House Reps. John D. Dingell, D-Mich., and Bart Stupak, D-Mich., Tuesday sent letters to CEOs of four large drug companies, asking them to commit to marketing practices that would reduce misleading and deceptive direct-to-consumer advertisements (DTCA) for prescription drugs.
The representatives wrote to pharmaceutical companies Merck, Pfizer, Schering-Plough and Johnson & Johnson.
Dingell, chairman of the House Energy and Commerce Committee, and Stupak, chairman of the committee’s Oversight and Investigations Subcommittee, said the companies failed to provide any assurances about future business practices relating to DTCAs.
“Consumers should not have to rely on the oversight function of Congress to make sure drug companies tell the truth in their ad campaigns,” Stupak said.
The letters request that the companies agree to a series of guidelines, including adding a toll-free number at the bottom of their TV commercials to encourage consumers to report negative side effects of prescription drugs. Congress has asked the FDA to study whether adding the number, which is required in print ads for prescription drugs, would be an effective way to learn about harmful side effects.
Dingell and Stupak also asked the companies if they would commit to putting black box warnings - which usually include risks of fatality - in TV ads if the FDA requires the warnings for a drug's label. The lawmakers also want the companies to agree not to market off-label uses of their drugs.
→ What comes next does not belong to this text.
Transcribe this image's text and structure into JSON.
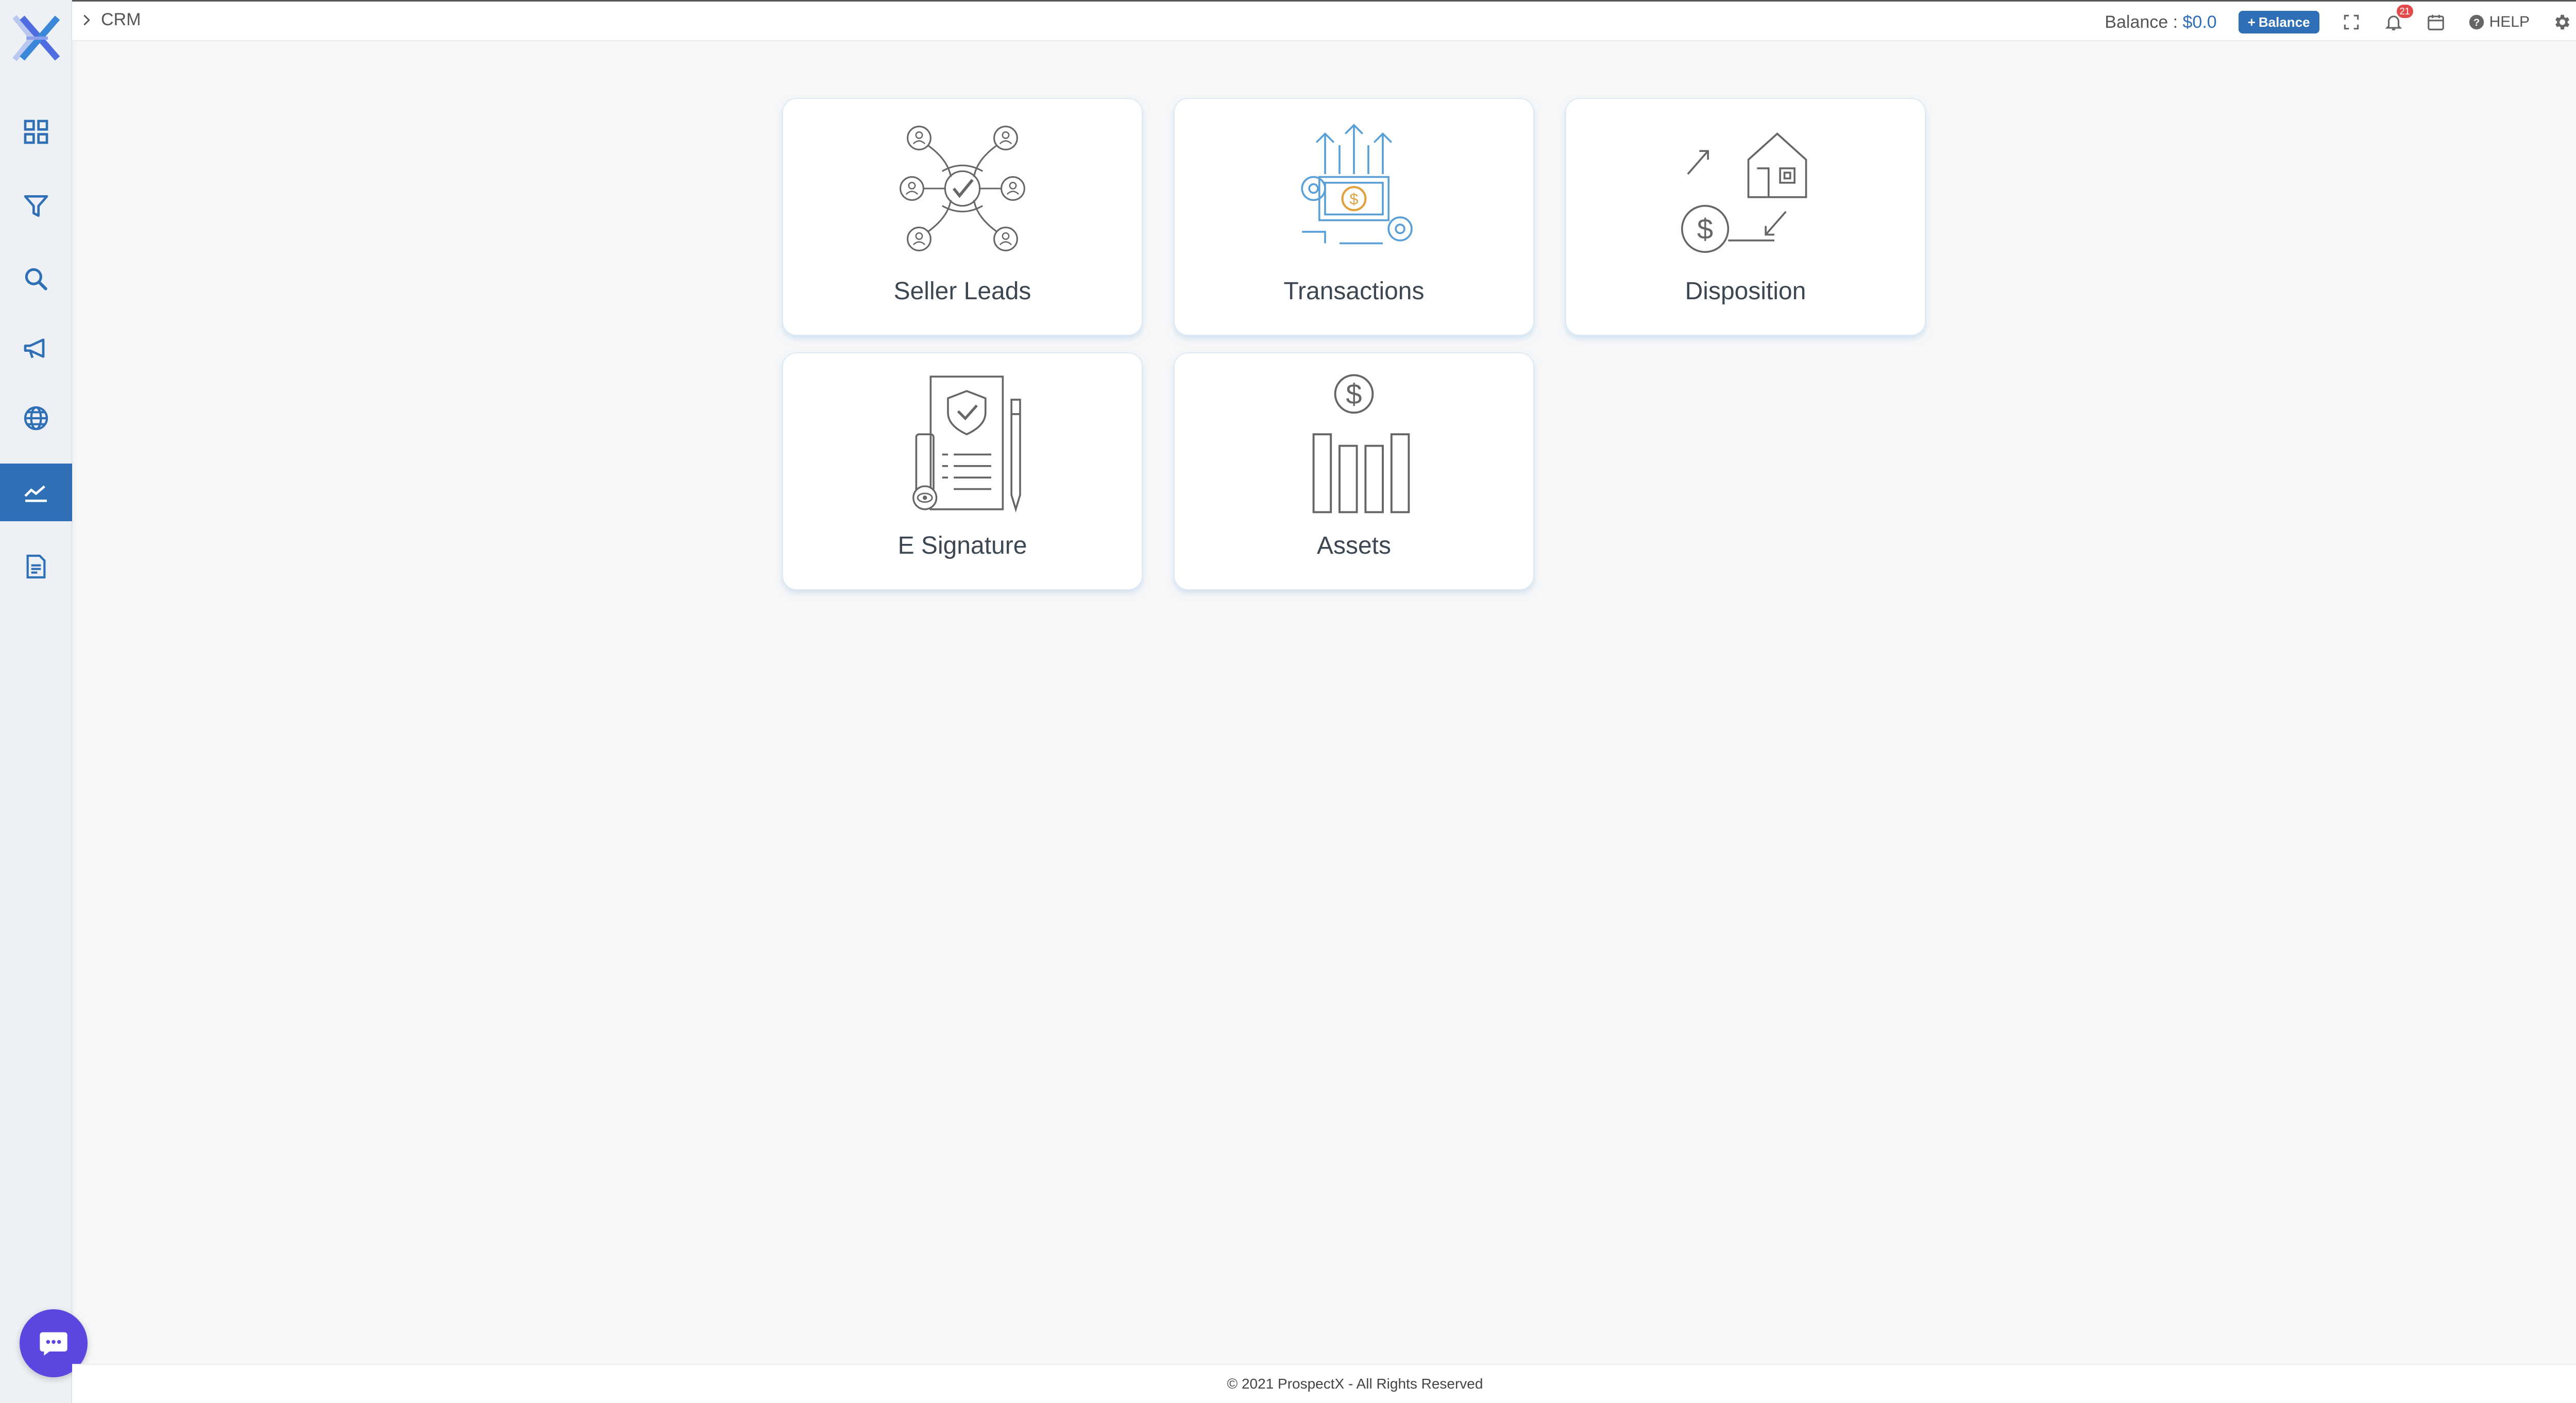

The letters asked the companies for an immediate response because the representatives said they are considering holding a second congressional hearing on DTCA. The letters said that the companies’ response “will determine the nature as well as the role of you and your company in the hearing.”